Can anyone be hypnotized, or only certain people?
Using standardized induction
scripts and classical induction techniques, some people are found to be
markedly more hypnotizable than others. Aside from a requisite minimum
intelligence for language and capacity to follow instructions, there are
some other stable characteristics that seem to relate to hypnotizability,
though they do not appear to relate directly to anything that we ordinarily
consider personality traits (such as the stereotype of gullibility and
An exceptionally skillful operator
can individualize their approach and thereby reduce the number of 'un-hypnotizable'
or 'resistant' subjects quite a bit, but there are still some people that
respond much more easily than others to hypnotic suggestion, especially
with regard to 'deep trance' phenomena. This responsiveness appears to
show high test-retest reliability, even after many years.
There are 12 standard tests
in the SHSS (Stanford Hypnotic Susceptibility Scale) which measure how
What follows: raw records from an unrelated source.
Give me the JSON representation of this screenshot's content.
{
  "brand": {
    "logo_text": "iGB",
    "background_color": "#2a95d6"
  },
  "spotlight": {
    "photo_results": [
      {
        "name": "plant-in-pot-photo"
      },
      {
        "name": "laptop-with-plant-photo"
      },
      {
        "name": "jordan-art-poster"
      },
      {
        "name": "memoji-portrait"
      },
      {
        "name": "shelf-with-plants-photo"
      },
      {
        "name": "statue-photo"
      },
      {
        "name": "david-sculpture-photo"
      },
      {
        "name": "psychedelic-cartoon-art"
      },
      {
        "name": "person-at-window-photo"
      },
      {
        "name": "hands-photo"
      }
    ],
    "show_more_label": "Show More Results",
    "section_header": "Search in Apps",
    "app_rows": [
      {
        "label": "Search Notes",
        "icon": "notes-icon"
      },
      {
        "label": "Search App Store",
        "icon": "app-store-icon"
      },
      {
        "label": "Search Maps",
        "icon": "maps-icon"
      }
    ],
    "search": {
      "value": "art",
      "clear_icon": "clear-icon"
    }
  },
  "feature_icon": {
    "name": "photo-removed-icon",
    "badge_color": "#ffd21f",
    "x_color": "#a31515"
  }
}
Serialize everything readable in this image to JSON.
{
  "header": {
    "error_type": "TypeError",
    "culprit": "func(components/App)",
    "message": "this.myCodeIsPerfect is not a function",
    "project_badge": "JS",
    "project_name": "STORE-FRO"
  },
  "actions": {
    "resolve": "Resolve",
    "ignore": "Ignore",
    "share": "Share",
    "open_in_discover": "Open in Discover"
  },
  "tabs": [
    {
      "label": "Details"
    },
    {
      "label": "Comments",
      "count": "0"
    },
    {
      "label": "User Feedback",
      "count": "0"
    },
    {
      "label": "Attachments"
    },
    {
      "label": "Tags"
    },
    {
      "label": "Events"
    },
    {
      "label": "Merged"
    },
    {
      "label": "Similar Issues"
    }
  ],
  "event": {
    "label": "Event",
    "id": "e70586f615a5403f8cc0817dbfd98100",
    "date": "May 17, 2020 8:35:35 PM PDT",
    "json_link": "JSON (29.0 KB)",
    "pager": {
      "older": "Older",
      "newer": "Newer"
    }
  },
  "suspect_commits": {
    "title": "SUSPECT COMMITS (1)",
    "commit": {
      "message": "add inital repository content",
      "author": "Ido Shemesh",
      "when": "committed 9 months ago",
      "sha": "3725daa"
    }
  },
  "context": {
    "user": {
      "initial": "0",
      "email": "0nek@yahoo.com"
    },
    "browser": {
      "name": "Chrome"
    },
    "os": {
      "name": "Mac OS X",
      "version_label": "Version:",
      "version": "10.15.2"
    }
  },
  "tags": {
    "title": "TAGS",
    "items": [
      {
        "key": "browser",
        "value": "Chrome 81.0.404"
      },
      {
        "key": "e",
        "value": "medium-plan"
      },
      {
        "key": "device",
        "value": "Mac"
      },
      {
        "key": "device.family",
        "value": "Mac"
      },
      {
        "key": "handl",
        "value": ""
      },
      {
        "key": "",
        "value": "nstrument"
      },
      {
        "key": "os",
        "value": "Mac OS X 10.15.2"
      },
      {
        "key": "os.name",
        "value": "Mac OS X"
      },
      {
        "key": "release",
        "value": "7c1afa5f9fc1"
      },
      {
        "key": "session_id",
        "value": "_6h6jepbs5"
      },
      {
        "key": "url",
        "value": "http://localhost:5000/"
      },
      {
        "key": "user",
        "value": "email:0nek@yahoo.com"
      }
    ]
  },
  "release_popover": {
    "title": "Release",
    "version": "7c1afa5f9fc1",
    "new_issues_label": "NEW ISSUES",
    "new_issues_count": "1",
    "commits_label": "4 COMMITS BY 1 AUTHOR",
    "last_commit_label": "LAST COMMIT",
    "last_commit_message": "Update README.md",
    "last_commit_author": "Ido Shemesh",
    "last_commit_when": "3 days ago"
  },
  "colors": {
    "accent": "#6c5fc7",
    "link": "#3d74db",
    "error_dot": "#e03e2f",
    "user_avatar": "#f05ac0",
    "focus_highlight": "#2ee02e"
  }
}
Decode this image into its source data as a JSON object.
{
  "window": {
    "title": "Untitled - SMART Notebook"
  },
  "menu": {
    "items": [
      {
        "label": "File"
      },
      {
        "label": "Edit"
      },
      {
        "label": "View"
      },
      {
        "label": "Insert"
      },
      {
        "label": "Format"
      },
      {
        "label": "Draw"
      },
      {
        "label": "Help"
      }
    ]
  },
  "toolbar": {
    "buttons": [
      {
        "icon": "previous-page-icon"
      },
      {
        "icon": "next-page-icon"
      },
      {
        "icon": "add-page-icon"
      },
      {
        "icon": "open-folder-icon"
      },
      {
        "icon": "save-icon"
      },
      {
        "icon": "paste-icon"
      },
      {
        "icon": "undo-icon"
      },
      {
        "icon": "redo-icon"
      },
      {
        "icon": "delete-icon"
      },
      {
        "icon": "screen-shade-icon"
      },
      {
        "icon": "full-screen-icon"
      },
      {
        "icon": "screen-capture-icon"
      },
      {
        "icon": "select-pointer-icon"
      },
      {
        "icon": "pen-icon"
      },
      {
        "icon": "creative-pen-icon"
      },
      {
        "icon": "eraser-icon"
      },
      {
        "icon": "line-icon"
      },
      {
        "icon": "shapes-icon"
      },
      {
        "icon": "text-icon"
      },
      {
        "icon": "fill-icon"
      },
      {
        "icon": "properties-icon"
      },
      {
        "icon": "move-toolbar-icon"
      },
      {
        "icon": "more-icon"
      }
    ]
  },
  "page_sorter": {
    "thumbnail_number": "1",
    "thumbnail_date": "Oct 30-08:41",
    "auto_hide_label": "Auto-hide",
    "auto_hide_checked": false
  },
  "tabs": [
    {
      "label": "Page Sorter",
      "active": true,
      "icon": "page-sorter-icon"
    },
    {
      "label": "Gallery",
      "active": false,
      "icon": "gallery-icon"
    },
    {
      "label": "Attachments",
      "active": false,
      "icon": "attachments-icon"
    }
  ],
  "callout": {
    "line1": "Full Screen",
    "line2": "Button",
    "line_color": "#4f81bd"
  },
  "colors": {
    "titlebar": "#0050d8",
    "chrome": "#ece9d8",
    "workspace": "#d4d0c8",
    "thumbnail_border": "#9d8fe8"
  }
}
well a subject conforms to the behavior of a classically hypnotized person.
By these scales, about 5% of people are classically un-hypnotizable, most
people show moderate scores, and about 10%are hypnotizable to extreme
depths and show the classical deep trance phenomena such as somnambulism,
visual and auditory hallucinations, and ability to remain deeply in hypnosis
with eyes open.
As mentioned, hypnotizability
does not appear to show any obvious correlation with any of the usual personality
traits or characteristics. Not only is gullibility not directly correlated,
but gender, extraversion/introversion, and neurotic tendencies have also
been shown not to correlate well with hypnotizability.
There is some tentative evidence
that physiological response to suggestion is influenced by certain forms
of sensory deprivation or isolation. For example, see Barabasz and Gregson,
"Antarctic wintering--over, suggestion and transient olfactory stimulation:
EEG evoked potential and electro-dermal responses." in Biological Psychology.
9(4):285-95, 1979 Dec.
EEG evoked potential and electro-dermal
responses to real and suggested olfactory stimulation were recorded on
a team of nine men who wintered -overat Scott Base, Antarctica. Multi-variate
analysis of variance findings indicated some consistent trends despite
adverse conditions and marked inter-individual differences. Consistent
with studies of secondary afferentation olfaction-related EEGs were evidenced
in the occipital area (O1and O2) as well as the temporal area (T3 and
T4). Skin conductance (SC) showed significant responses for real and suggested
odorants pre and post wintering-over. Suppression of EEG amplitudes for
real and suggested stimuli was evidenced prior to wintering-over. Following
wintering-over experience suppression of EEG amplitudes for real stimuli
showed a decrease while suppression increased for suggested stimuli. The
implications of the suggestion findings are discussed in possible explanation
of the apparent conflict between different sources of information about
human responses to isolation in the Antarctic environment.